Whether a 1st impression can be changed or not is something disputed by researchers. However, it has been shown that the more important a relationship is to us, the more open we are to gradually reform our 1st impression.
So even if you missed your chance in the first 7 seconds. If it’s important to you, you’ll have many more seconds to try again.
Why are some people more confident and courageous than others?
This is a question I regularly get asked and the answer is a combination of biology, upbringing, society and choice.
The choice element is the biggest influence on courage and confidence. Whether you choose to be positive and take risks or to stay in your comfort zone.

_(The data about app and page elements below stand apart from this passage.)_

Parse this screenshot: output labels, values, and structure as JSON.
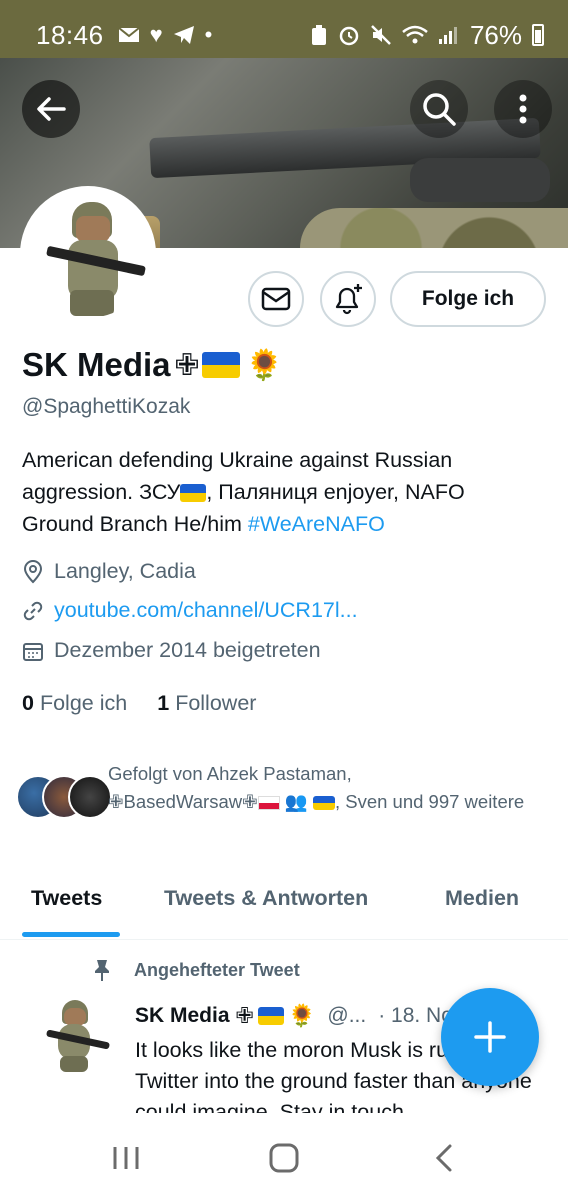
{
  "status_bar": {
    "time": "18:46",
    "battery": "76%"
  },
  "header": {
    "back_icon": "arrow-left-icon",
    "search_icon": "search-icon",
    "more_icon": "more-vertical-icon"
  },
  "profile": {
    "display_name": "SK Media",
    "handle": "@SpaghettiKozak",
    "bio_text": "American defending Ukraine against Russian aggression. ЗСУ",
    "bio_text_2": ", Паляниця enjoyer, NAFO Ground Branch He/him ",
    "bio_hashtag": "#WeAreNAFO",
    "location": "Langley, Cadia",
    "website": "youtube.com/channel/UCR17l...",
    "joined": "Dezember 2014 beigetreten",
    "following_count": "0",
    "following_label": "Folge ich",
    "followers_count": "1",
    "followers_label": "Follower",
    "followed_by_prefix": "Gefolgt von Ahzek Pastaman,",
    "followed_by_name2": "BasedWarsaw",
    "followed_by_suffix": ", Sven und 997 weitere"
  },
  "actions": {
    "follow_label": "Folge ich"
  },
  "tabs": [
    {
      "label": "Tweets"
    },
    {
      "label": "Tweets & Antworten"
    },
    {
      "label": "Medien"
    }
  ],
  "pinned_tweet": {
    "pinned_label": "Angehefteter Tweet",
    "author": "SK Media",
    "handle_trunc": "@...",
    "date": "· 18. No",
    "text": "It looks like the moron Musk is running Twitter into the ground faster than anyone could imagine. Stay in touch"
  },
  "colors": {
    "accent": "#1d9bf0",
    "status_bar": "#6b6a3f",
    "flag_blue": "#1a5fd0",
    "flag_yellow": "#f7cc00"
  }
}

You can choose to build your confidence by challenging yourself, but you can also become more courageous by avoiding certain behaviours.
These are my top 6 behaviours that confident and courageous people don’t do:
They don’t try to please everyone all the time. Being kind and thoughtful is obviously important. But ignoring your own wants and needs to keep others happy will only knock your self-esteem and confidence
They don’t worry about things that are out of their control. Rather than ‘what if’ worrying about the future or being anxious about experiences in the past, which they can’t change. Confident and courageous people focus on the present and on things which are within their circle of influence
They don’t avoid new and challenging opportunities. This doesn’t mean they don’t have self-doubts or feel nervous. But they have the courage to know whatever happens they can deal with it
They don’t get stuck on self-pity. Like all of us, they do sometimes feel sorry for themselves. however, even when life feels unfair they are able to move forward
They don’t spend time with negative people. They realise how draining these people can be that constantly complain or see the negative side of life. Instead, they surround themselves with friends and colleagues who leave them feeling positive and energised
They don’t need others approval. We all like to receive positive feedback sometimes, but confident and courageous people have enough self-belief and trust to make their own decisions and stand by them
How confident and courageous are feeling today?
Choose one of the behaviours from above that you recognise and challenge yourself to let it go this week. You’ll be surprised at the positive effect it will have.